Const 1963, art 2, Sec. 8 was considered as Proposal 58-G. Delegate G. E. Brown offered an amendment to the Proposal which became the last sentence of this section. Explaining his amendment, Delegate G. E. Brown said:

'As I have said, like the initiative and the referendum, this is the right of the electorate to, first of all, initiate legislation without giving reasons, to review legislation without giving reasons, and to recall elective officers without giving reasons. By the court interpretation, it meant that at any time petitions for recall of an officer were filed with the appropriate officials, that then by action of mandamus or by a writ of injunction, or petition for a writ of injunction, that the sufficiency of the reasons stated in the petitions could be the subject of judicial inquiry and any recall proceedings could be nullified and stopped at that point if the court determined that the reasons were not sufficient. . . .

'Now, if we agree--and I think this committee should agree--that recall is a political question rather than a judicial question and that cause is not a feature of it or a factor or an element of it, it is necessary that we clarify the present language of the constitution. This is done by the amendment in the last sentence, and only the last sentence is additional language to the basic provision in the 1908 constitution, that sentence being, 'Any statement of reasons or grounds procedurally required shall be deemed to pose a political rather than a judicial question.'

'Many of you will ask, 'Why is it necessary to put this in?' I don't think that we can say that the legislature can do this because, of course, we have had this same language for many years and this was never completely clarified by the legislature, and through court interpretation over a 30 year period it has been in a state of flux, and finally determined for 26 years, approximately, as having an entirely different basis than it has now, otherwise previously having the element of cause in it.

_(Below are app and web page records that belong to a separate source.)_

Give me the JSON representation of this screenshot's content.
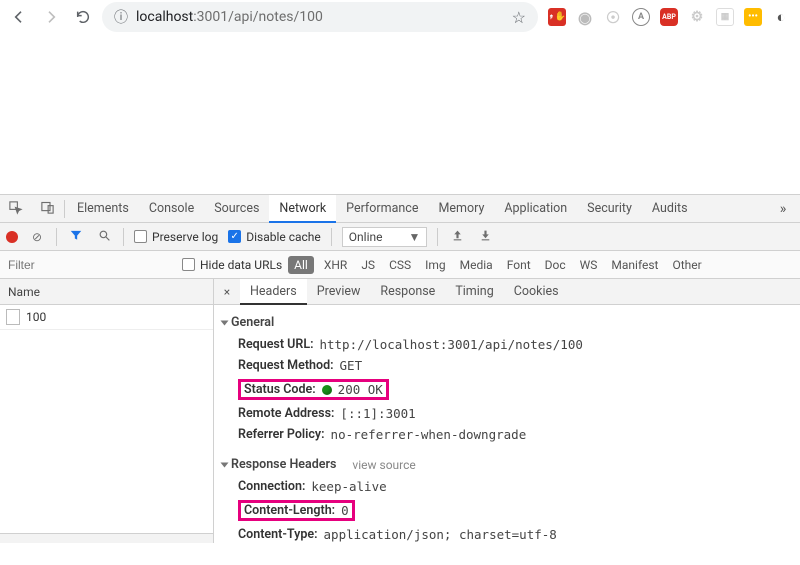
{
  "address": {
    "host": "localhost",
    "rest": ":3001/api/notes/100"
  },
  "devtools_tabs": [
    "Elements",
    "Console",
    "Sources",
    "Network",
    "Performance",
    "Memory",
    "Application",
    "Security",
    "Audits"
  ],
  "devtools_active_tab": "Network",
  "toolbar": {
    "preserve_log": "Preserve log",
    "disable_cache": "Disable cache",
    "online": "Online"
  },
  "filter": {
    "placeholder": "Filter",
    "hide_data_urls": "Hide data URLs",
    "types": [
      "All",
      "XHR",
      "JS",
      "CSS",
      "Img",
      "Media",
      "Font",
      "Doc",
      "WS",
      "Manifest",
      "Other"
    ]
  },
  "names": {
    "header": "Name",
    "items": [
      "100"
    ]
  },
  "detail_tabs": [
    "Headers",
    "Preview",
    "Response",
    "Timing",
    "Cookies"
  ],
  "general": {
    "title": "General",
    "request_url_k": "Request URL:",
    "request_url_v": "http://localhost:3001/api/notes/100",
    "request_method_k": "Request Method:",
    "request_method_v": "GET",
    "status_code_k": "Status Code:",
    "status_code_v": "200 OK",
    "remote_addr_k": "Remote Address:",
    "remote_addr_v": "[::1]:3001",
    "referrer_k": "Referrer Policy:",
    "referrer_v": "no-referrer-when-downgrade"
  },
  "response_headers": {
    "title": "Response Headers",
    "view_source": "view source",
    "connection_k": "Connection:",
    "connection_v": "keep-alive",
    "content_length_k": "Content-Length:",
    "content_length_v": "0",
    "content_type_k": "Content-Type:",
    "content_type_v": "application/json; charset=utf-8"
  }
}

The requiring of signatures, the burden that is placed upon the proponents of a recall movement, to recall an officer and call an election for that purpose, the burden of getting the signatures and getting people to sign for this purpose has proved to be a very adequate deterrent to any vexations or spurious recall movements. So I would therefore urge that the present amendment be put into the constitution as a declaration of policy, which is the judicial interpretation of this state at the present time. Thank you. 2 Official Record, Constitutional Convention 1961, pp 2263, 2264.

MR. G. E. BROWN: . . . As I say, the present judicial interpretation is as this section reads. It is a correct judicial interpretation. However, there has been this lack of complete unanimity among the courts as to what the language, as it originally was, means. And I think that since we have determined that this is the law today in this state and this is the way the law should be, I think that any person that isn't willing and doesn't have reasons for what he does in political office, even if it's only a matter of policy, that if he can't give reasons, if there isn't any justification for his actions, that whether or not this constitution--misfeasance, malfeasance or nonfeasance should preclude the electorate from having an opportunity to recall him.'

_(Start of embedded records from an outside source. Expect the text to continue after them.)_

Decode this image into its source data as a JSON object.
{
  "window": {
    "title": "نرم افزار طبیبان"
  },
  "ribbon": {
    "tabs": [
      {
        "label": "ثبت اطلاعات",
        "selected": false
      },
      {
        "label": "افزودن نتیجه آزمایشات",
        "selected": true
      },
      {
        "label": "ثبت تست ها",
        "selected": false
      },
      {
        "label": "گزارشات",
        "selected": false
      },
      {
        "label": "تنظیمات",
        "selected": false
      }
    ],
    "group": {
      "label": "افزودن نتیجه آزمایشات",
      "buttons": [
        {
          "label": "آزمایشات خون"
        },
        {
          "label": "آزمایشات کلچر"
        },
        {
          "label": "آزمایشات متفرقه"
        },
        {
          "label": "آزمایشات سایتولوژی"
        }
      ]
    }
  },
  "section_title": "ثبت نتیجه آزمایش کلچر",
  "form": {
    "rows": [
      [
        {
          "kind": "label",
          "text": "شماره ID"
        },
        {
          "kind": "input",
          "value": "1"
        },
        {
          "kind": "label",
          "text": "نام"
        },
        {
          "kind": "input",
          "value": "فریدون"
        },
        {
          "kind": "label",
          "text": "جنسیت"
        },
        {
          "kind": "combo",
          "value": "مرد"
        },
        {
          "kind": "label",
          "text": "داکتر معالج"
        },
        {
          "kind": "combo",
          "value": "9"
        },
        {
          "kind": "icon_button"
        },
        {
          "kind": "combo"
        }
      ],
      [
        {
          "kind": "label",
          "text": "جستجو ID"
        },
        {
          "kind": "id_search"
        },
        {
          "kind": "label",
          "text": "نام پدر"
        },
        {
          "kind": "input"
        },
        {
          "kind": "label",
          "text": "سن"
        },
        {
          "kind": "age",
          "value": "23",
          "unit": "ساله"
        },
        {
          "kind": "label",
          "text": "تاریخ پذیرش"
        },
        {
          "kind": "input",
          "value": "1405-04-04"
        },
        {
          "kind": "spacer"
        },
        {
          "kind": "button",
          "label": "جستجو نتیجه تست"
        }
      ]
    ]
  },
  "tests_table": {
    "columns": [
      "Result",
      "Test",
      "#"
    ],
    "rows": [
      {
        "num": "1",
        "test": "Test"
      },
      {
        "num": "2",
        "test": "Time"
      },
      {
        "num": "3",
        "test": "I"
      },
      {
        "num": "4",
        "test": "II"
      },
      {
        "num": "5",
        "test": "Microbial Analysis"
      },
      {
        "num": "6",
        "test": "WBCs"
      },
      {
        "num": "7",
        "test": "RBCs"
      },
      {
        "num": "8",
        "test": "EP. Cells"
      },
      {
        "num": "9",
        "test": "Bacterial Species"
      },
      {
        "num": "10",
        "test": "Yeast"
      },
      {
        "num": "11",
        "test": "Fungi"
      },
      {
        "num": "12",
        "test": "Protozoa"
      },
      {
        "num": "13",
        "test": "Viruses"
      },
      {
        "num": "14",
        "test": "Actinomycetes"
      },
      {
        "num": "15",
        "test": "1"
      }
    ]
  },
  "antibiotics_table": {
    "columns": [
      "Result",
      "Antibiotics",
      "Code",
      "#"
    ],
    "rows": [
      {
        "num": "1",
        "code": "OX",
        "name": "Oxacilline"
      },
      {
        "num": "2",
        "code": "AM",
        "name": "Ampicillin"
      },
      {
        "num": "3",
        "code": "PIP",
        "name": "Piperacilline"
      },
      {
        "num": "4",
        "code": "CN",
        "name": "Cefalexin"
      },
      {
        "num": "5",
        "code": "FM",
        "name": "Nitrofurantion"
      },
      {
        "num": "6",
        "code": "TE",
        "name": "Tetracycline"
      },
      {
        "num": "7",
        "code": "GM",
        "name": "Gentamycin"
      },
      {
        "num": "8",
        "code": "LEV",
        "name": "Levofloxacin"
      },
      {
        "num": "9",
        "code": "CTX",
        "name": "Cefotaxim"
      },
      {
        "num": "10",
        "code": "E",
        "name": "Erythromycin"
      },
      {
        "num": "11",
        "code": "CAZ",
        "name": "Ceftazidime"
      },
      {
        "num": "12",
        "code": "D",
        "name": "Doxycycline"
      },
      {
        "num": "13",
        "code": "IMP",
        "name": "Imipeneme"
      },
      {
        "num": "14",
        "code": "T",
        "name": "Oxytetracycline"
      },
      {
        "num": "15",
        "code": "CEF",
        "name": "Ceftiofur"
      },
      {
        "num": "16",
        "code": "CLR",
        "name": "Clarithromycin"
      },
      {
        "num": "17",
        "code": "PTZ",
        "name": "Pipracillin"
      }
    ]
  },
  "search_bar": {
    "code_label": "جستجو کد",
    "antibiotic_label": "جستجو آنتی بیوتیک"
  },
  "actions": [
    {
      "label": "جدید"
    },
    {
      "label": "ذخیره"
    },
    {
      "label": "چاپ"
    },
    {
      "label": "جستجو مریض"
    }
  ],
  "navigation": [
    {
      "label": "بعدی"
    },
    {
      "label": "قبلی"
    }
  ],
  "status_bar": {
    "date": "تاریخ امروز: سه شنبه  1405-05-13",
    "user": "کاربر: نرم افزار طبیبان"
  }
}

2 Official Record, Constitutional Convention 1961, p 2265.

Delegate Faxon moved to strike the amendment offered by Delegate G. E. Brown but the Faxon amendment was not adopted. II Official Record, Constitutional Convention, 1961, pp 2265-2266. Thereafter, the amendment offered by Delegate G. E. Brown was adopted by the convention.

Const 1963, art 2, Sec. 8, delegates the people's power to the legislature for the purpose of enacting laws to provide for the recall of elected officials. The effect of this delegation is merely to establish the procedure which must be followed to effectuate such recall. The people have, through the last sentence in art 2, Sec. 8, retained the power to determine the sufficiency of the reasons or the grounds for the recall.

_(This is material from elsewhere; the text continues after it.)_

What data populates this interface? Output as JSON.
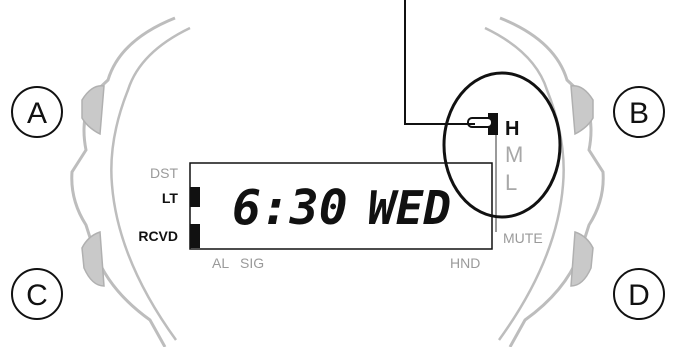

Therefore, I am of the opinion that, if enacted, House Bill 4551 would be unconstitutional.

Frank J. Kelley

Attorney General